There is a still a lot of work needed to get these repos to stable, production grade state but rest assured they will get there and we will all be able to sleep a little better at night.

Matt Jones @DevopsMatt

Infrastructure Engineer - Yieldbot Inc.

Core Contributor - Sensu Plugins

Matt Jones @DevopsMatt

Infrastructure Engineer - Yieldbot Inc.

Core Contributor - Sensu Plugins

https://linkedin.com/in/mattyjones


#4

Matt,

I would like propose a chance in plugins checks and metrics:

today is ruby “socket gethostname” My idea is chance it to use the name in the client.json. I think it’s more flexible.

tks

João

···

Em terça-feira, 17 de fevereiro de 2015 14:14:45 UTC-2, Matt Jones escreveu:

The split of the community-plugins repo is complete. The new repos can be found here. Details on the ongoing migration can be found here and here.

The short of it is that no functionality has changed and gems have not been created for each repo yet. There are however several breaking changes that need to be accounted for.

All plugins in the new repos now follow a standard naming scheme of being prefixed by either handler-, check-, metrics-, extension-, or mutator- depending on their primary function.

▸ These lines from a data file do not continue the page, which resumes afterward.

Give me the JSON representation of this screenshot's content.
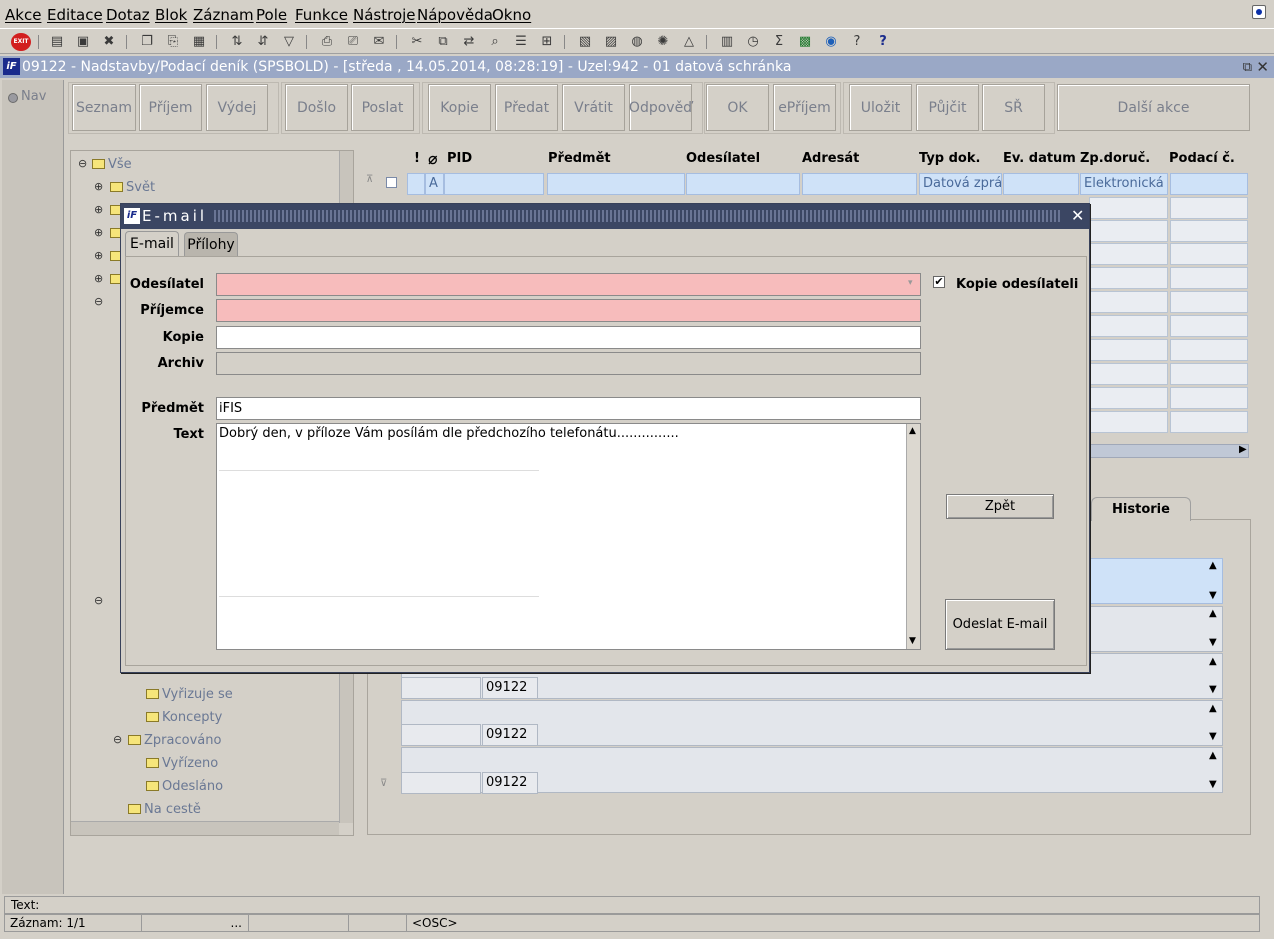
{
  "menu": [
    "Akce",
    "Editace",
    "Dotaz",
    "Blok",
    "Záznam",
    "Pole",
    "Funkce",
    "Nástroje",
    "Nápověda",
    "Okno"
  ],
  "app_title": "09122 - Nadstavby/Podací deník (SPSBOLD) - [středa , 14.05.2014, 08:28:19] - Uzel:942 - 01 datová schránka",
  "nav_label": "Nav",
  "buttons": {
    "seznam": "Seznam",
    "prijem": "Příjem",
    "vydej": "Výdej",
    "doslo": "Došlo",
    "poslat": "Poslat",
    "kopie": "Kopie",
    "predat": "Předat",
    "vratit": "Vrátit",
    "odpoved": "Odpověď",
    "ok": "OK",
    "eprijem": "ePříjem",
    "ulozit": "Uložit",
    "pujcit": "Půjčit",
    "sr": "SŘ",
    "dalsi": "Další akce"
  },
  "tree": {
    "root": "Vše",
    "svet": "Svět",
    "vyrizuje": "Vyřizuje se",
    "koncepty": "Koncepty",
    "zpracovano": "Zpracováno",
    "vyrizeno": "Vyřízeno",
    "odeslano": "Odesláno",
    "na_ceste": "Na cestě"
  },
  "grid": {
    "headers": {
      "excl": "!",
      "pid": "PID",
      "predmet": "Předmět",
      "odesilatel": "Odesílatel",
      "adresat": "Adresát",
      "typ": "Typ dok.",
      "ev_datum": "Ev. datum",
      "zp_doruc": "Zp.doruč.",
      "podaci": "Podací č."
    },
    "row1": {
      "flag": "A",
      "typ": "Datová zpráva",
      "zp_doruc": "Elektronická p"
    }
  },
  "history": {
    "tab": "Historie",
    "codes": [
      "09122",
      "09122",
      "09122"
    ]
  },
  "dialog": {
    "title": "E-mail",
    "tabs": [
      "E-mail",
      "Přílohy"
    ],
    "labels": {
      "odesilatel": "Odesílatel",
      "prijemce": "Příjemce",
      "kopie": "Kopie",
      "archiv": "Archiv",
      "predmet": "Předmět",
      "text": "Text"
    },
    "values": {
      "predmet": "iFIS",
      "text": "Dobrý den, v příloze Vám posílám dle předchozího telefonátu..............."
    },
    "checkbox_label": "Kopie odesílateli",
    "checkbox_checked": true,
    "btn_zpet": "Zpět",
    "btn_odeslat": "Odeslat E-mail"
  },
  "status": {
    "text_label": "Text:",
    "zaznam": "Záznam: 1/1",
    "dots": "...",
    "osc": "<OSC>"
  },
  "colors": {
    "dialog_title_bg": "#3b4663",
    "app_title_bg": "#9aa8c6",
    "required_field": "#f7bcbc",
    "selected_row": "#cfe2f8"
  }
}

This was done to make things easier to deal with as all binaries now live in /bin, regardless of function. This means that the ec2 handler and the ec2/elb checks are included in the same repo and will be built into a single gem. If you want to monitor amazon you only need install the aws gem or clone the aws repo

There is an ongoing refactor of all amazon checks to not allow keys, passwords, or tokens to be passed as commandline arguments. If you have thoughts on this or would like to offer insight please take a look here

When looking for a check, please don’t assume the repo will be the same as the directory name in the community plugins repo. In many cases they will be nearly identical but some changes have been made for example:

check-fs-writeable used to be in /disk but has now been moved to the filesystem-checks repo.

Some checks that didn’t fit anywhere were broken off into their own repos as well.

While the community-plugins repo is still considered authoritative, these new repos are going to be our future. The community-plugins repo will never go away but at some point later this year, most likely mid-summer, it will be archived and we will no longer accept PR’s or Issues for it.

When the new repos reach more stable states, within the next few months, the corresponding checks in the community-plugins repo will be frozen for all new features. At this point when submitting a feature PR you may be asked to pull the new repo containing the check and submit it there. Bug fixes will still continue to be accepted for all plugins until the actual hard cutover.

Release tags will start to appear for many of these repos fairly quickly as well, most will be flagged as prerelease to account for anything that may still break as things are shifted and moved but rest assured semantic versioning will be strictly followed and once the github prerelease flag or the alpha tag from the gem is removed, no breaking changes will occur.

There is a still a lot of work needed to get these repos to stable, production grade state but rest assured they will get there and we will all be able to sleep a little better at night.

Matt Jones @DevopsMatt

Infrastructure Engineer - Yieldbot Inc.

Core Contributor - Sensu Plugins